"These approaches could generate new knowledge of how material properties bias local and systemic immunity and contribute to new therapeutic vaccines that combat cancer or autoimmune disease," Jewell said.
Following each of the day's presentations, Fischell Festival attendees were invited to this year's Inventors Fair, featuring seven UMD-related inventions and companies, including Remedium, Diagnostic anSERS, Otomagnetics, and BioFactura. Attendees were also invited to browse nearly two dozen research posters, many of which directly correlated with this year’s theme of "Disaster Resilience: Biomedical Emergency Response."
The Fischell Department of Bioengineering would like to thank the Fischell family; all of the Fischell Festival's speakers, guests, and volunteers; and University of Maryland students, faculty and staff, for a wonderful and informative event.
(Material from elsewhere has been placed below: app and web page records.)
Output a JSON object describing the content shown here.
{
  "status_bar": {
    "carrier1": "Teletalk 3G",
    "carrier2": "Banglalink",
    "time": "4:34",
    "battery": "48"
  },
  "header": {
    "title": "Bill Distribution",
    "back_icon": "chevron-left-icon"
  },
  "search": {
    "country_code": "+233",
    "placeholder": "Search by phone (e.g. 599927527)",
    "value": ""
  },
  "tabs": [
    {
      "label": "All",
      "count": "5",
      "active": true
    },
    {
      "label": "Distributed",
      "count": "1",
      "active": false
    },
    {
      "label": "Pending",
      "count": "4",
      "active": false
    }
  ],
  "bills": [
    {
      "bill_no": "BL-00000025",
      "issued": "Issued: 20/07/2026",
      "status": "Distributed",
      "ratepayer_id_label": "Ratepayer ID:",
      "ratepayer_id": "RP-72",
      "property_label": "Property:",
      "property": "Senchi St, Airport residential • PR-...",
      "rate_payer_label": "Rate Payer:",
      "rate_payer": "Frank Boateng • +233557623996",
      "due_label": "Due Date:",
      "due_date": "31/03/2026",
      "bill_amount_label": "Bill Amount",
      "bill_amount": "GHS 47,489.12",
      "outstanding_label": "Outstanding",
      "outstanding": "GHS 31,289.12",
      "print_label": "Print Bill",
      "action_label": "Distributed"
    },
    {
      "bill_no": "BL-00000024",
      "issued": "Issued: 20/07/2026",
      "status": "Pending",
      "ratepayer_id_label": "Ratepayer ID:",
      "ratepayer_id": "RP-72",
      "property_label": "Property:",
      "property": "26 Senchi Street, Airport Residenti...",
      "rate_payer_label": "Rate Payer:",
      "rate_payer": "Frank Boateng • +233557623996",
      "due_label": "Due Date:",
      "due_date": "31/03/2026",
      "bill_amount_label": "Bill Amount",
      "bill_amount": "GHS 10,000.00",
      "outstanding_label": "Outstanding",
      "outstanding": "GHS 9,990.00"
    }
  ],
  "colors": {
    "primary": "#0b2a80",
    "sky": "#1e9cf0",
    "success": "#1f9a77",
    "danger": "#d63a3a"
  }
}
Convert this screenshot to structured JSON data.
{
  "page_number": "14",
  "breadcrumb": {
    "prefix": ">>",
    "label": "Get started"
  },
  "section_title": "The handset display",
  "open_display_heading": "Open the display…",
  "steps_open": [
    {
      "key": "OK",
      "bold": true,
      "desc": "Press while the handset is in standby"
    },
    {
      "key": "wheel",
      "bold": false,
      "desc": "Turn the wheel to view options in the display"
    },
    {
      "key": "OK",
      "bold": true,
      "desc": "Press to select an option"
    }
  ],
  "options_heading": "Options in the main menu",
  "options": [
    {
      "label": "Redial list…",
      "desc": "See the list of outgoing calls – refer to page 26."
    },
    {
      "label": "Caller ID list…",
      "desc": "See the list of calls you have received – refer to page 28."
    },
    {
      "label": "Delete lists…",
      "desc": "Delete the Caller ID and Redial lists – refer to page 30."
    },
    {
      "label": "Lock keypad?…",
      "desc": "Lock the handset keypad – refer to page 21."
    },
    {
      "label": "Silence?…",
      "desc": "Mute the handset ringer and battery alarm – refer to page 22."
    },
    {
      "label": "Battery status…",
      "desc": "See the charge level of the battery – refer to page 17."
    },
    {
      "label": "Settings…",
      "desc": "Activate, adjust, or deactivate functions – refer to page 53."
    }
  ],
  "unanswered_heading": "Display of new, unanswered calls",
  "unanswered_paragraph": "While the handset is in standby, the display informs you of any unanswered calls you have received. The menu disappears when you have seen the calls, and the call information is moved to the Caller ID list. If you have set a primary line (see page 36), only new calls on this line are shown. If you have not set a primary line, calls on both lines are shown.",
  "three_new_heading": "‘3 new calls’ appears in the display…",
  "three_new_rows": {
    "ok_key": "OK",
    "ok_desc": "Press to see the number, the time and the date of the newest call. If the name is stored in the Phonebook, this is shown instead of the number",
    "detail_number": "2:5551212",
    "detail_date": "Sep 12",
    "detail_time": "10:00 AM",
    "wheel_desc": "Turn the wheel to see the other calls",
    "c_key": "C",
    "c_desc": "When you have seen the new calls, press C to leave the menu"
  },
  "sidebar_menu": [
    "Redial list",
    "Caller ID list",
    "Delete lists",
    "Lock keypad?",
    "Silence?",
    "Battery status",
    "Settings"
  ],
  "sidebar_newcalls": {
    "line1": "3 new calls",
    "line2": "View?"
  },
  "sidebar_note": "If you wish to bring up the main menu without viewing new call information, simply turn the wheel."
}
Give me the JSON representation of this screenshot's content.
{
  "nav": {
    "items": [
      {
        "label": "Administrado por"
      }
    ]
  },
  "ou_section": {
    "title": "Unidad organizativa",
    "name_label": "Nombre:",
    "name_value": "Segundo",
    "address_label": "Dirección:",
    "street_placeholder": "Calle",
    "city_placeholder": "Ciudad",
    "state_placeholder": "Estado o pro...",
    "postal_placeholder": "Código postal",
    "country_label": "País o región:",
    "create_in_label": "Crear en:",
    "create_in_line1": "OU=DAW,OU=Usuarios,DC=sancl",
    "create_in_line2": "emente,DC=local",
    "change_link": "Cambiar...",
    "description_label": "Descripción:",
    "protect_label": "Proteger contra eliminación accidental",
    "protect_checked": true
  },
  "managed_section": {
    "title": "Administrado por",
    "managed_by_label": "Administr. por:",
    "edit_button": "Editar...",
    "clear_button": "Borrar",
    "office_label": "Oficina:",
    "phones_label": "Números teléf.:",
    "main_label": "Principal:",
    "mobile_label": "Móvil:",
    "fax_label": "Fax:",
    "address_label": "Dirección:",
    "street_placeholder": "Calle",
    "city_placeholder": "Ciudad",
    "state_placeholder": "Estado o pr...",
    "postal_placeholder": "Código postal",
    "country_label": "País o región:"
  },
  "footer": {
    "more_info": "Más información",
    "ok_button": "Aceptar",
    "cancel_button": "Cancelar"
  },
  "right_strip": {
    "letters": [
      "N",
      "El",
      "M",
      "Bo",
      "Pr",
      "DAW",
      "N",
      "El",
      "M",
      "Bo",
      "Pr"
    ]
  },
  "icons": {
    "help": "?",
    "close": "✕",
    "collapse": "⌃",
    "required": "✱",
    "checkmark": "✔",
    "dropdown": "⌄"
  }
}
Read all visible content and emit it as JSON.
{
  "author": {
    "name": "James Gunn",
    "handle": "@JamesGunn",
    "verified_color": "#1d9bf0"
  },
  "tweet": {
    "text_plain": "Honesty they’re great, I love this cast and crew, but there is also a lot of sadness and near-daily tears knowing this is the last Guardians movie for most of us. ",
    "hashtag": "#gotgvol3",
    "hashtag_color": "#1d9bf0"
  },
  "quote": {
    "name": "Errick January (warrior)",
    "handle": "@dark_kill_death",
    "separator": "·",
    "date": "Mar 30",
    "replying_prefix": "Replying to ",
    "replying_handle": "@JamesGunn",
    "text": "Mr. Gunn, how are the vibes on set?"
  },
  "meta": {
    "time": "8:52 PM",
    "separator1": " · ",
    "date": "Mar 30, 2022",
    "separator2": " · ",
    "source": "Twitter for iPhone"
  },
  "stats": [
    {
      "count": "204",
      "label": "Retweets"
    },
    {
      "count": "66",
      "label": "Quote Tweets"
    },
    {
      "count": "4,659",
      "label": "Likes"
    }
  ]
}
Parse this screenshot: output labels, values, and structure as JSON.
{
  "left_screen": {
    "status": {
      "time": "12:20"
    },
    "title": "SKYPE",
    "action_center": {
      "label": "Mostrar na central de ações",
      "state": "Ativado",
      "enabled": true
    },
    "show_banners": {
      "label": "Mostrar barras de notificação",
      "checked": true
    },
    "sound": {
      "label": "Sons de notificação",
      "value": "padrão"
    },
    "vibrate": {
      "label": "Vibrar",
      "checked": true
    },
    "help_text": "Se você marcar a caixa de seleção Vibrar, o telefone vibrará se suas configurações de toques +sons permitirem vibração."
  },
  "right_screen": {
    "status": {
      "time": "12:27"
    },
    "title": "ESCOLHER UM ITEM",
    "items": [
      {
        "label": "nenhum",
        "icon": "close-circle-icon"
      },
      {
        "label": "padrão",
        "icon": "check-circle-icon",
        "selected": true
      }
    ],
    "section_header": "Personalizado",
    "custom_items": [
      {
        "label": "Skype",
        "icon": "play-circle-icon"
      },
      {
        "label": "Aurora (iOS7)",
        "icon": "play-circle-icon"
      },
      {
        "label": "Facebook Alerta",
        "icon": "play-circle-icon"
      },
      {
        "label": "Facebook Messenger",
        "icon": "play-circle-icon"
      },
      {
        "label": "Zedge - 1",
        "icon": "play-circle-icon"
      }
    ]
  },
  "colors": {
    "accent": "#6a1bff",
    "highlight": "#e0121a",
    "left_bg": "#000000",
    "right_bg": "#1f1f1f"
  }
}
We hope to see you all next year!
Engineers play a crucial role in devising new technologies that enhance the capabilities of health care, improve our quality of life, and shape the future of human healthcare. Now in its seventh year, the Fischell Festival demonstrates how University of Maryland bioengineering faculty and students are joining forces with colleagues in the medical field to design the next generation of biomedical devices, drugs and vaccines, and advanced treatments of injuries and disease. Everyone is welcome–the Fest is open to the public and registration is complimentary.
Undergraduate and graduate students, alumni, faculty, research scientists, members of federal labs, and members of the biotech industry are invited to submit a research poster. Learn more »
The Fischell Festival is now part of the A. James Clark School of Engineering's Mpact Week, a series of signature events showcasing the best research from our faculty, students and colleagues. You'll find common themes throughout, such as entrepreneurship, robotics, and fearless ideas for improving millions lives.
Questions? Please e-mail us at firstname.lastname@example.org.
Through a $31 million gift, Robert E. Fischell and his sons Tim, Scott and David established the Fischell Department of Bioengineering and the Robert E. Fischell Institute for Biomedical Devices at the Clark School of Engineering.
Robert E. Fischell, M.S. '53, Physics